- **What the task requires**
Every line in the records below with the string "account" needs to be copied out.

- **Task data**
# # # # # # #

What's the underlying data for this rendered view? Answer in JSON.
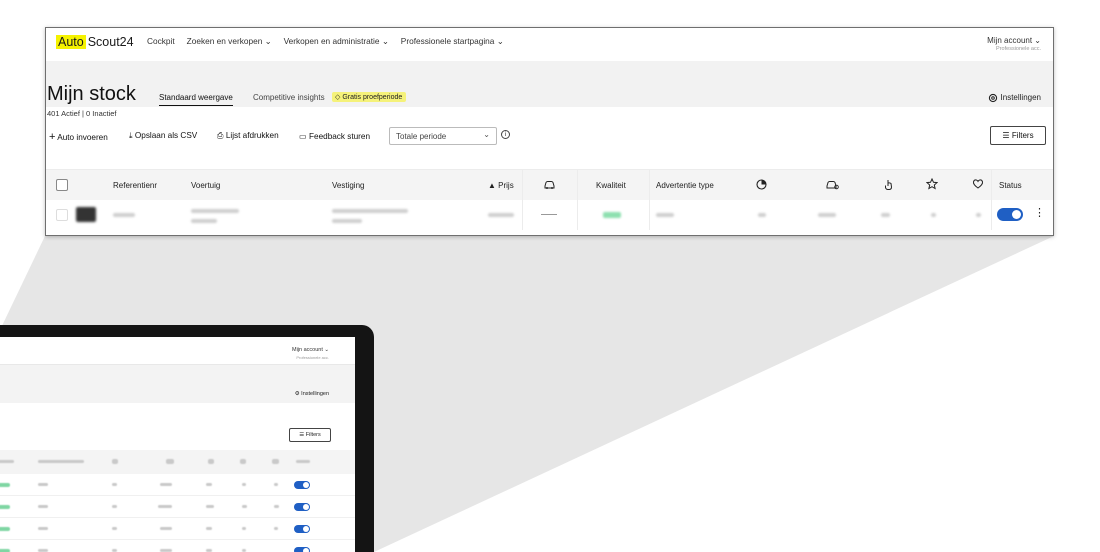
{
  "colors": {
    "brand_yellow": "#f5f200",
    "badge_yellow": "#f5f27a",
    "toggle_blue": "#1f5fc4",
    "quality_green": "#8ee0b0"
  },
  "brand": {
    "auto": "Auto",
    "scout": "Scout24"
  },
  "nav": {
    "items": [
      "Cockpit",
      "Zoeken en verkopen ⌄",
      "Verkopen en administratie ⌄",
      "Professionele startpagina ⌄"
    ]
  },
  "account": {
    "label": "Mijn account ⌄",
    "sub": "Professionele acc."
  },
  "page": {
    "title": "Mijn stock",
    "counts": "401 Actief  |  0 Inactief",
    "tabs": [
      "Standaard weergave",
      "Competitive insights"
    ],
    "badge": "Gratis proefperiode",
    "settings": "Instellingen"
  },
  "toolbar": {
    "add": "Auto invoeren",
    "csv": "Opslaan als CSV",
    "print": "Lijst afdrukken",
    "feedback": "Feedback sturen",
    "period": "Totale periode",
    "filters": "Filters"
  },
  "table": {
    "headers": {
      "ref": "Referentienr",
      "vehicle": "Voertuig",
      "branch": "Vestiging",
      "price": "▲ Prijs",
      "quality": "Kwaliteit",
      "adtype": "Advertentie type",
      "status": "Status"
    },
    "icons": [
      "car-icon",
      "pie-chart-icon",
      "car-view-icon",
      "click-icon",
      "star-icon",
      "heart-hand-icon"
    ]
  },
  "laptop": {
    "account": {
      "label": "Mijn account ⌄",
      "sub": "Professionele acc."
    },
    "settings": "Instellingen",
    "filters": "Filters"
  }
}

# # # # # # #

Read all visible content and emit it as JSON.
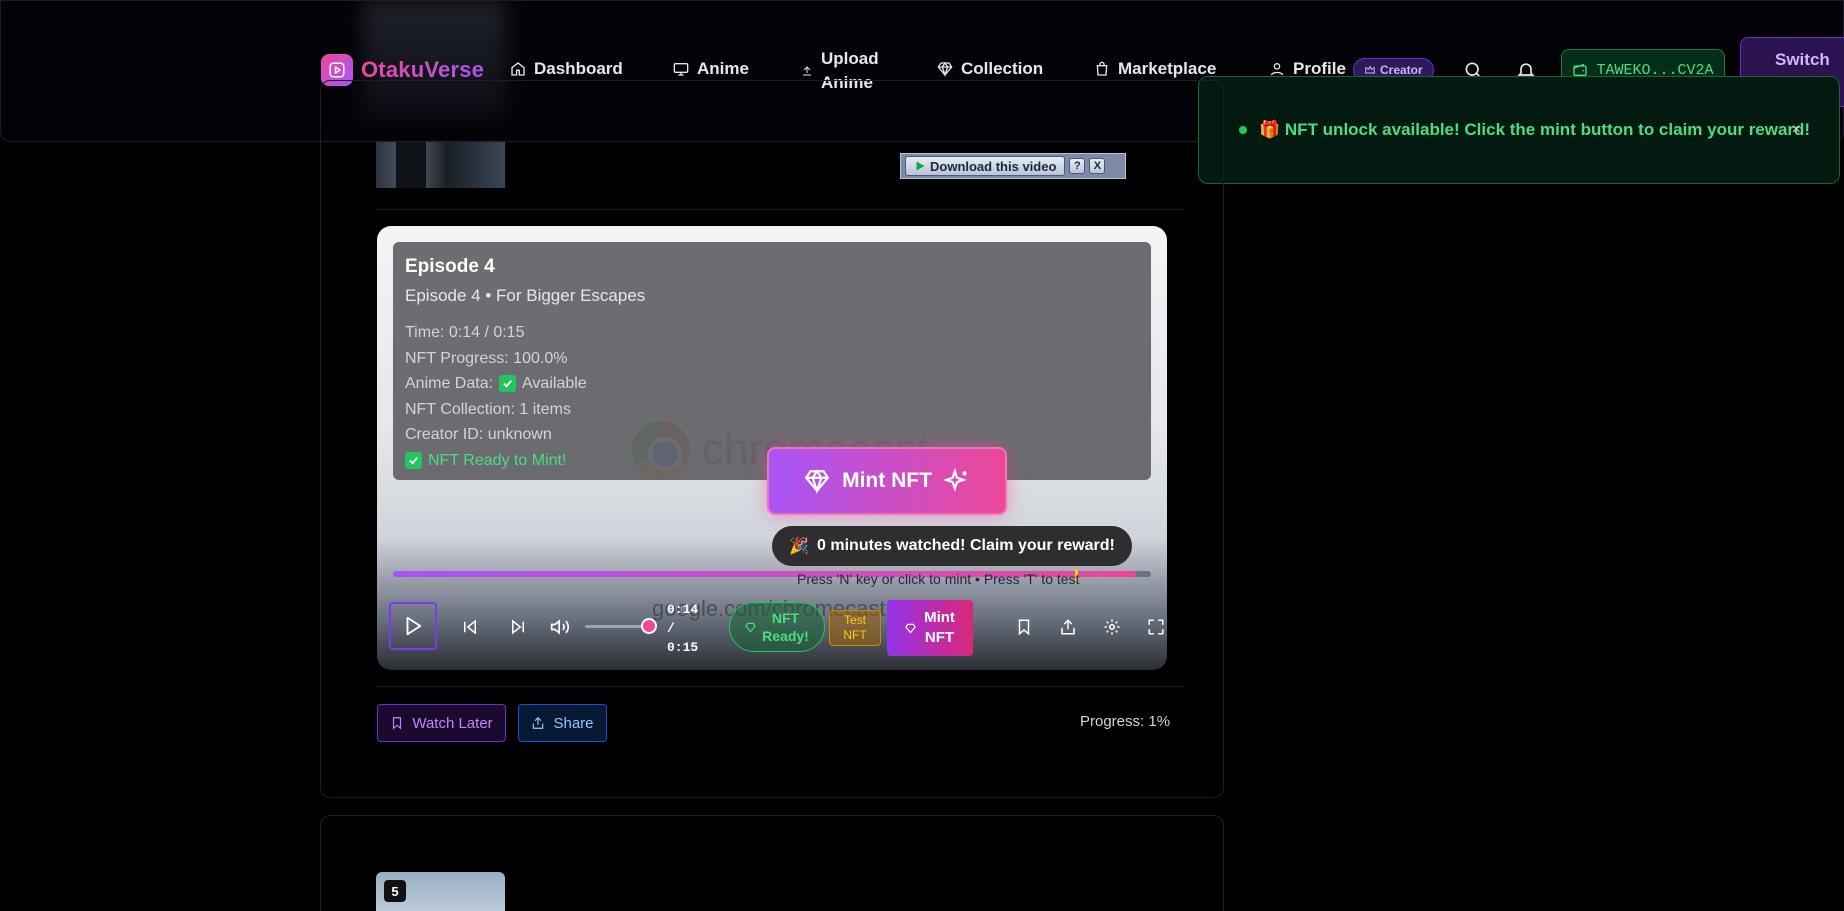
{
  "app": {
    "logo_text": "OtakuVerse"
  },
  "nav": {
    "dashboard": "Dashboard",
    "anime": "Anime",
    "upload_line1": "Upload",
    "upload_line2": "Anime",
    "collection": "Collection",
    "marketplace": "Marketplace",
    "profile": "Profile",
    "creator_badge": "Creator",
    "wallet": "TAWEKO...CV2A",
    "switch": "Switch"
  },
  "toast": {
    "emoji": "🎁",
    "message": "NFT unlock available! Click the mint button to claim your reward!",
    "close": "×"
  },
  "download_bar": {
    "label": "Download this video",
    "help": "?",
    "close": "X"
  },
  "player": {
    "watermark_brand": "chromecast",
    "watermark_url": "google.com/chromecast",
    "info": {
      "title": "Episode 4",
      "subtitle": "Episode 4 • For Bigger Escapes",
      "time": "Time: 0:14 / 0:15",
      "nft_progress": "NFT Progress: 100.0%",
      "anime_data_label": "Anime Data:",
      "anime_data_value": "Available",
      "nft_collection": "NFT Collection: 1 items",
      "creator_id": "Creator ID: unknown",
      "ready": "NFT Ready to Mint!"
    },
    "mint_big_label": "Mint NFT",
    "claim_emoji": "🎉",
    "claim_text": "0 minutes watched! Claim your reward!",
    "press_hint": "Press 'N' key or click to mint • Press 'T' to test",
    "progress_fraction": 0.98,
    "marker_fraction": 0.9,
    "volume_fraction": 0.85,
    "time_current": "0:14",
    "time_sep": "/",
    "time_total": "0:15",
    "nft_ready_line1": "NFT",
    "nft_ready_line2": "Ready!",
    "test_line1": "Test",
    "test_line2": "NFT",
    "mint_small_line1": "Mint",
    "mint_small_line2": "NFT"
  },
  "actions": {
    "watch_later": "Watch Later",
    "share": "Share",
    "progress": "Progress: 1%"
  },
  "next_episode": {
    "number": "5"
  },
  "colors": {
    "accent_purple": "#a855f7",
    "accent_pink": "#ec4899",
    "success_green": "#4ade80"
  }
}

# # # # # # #

- **Answer box**
  "account": {
    "label": "Mijn account ⌄",
    "account": {
      "label": "Mijn account ⌄",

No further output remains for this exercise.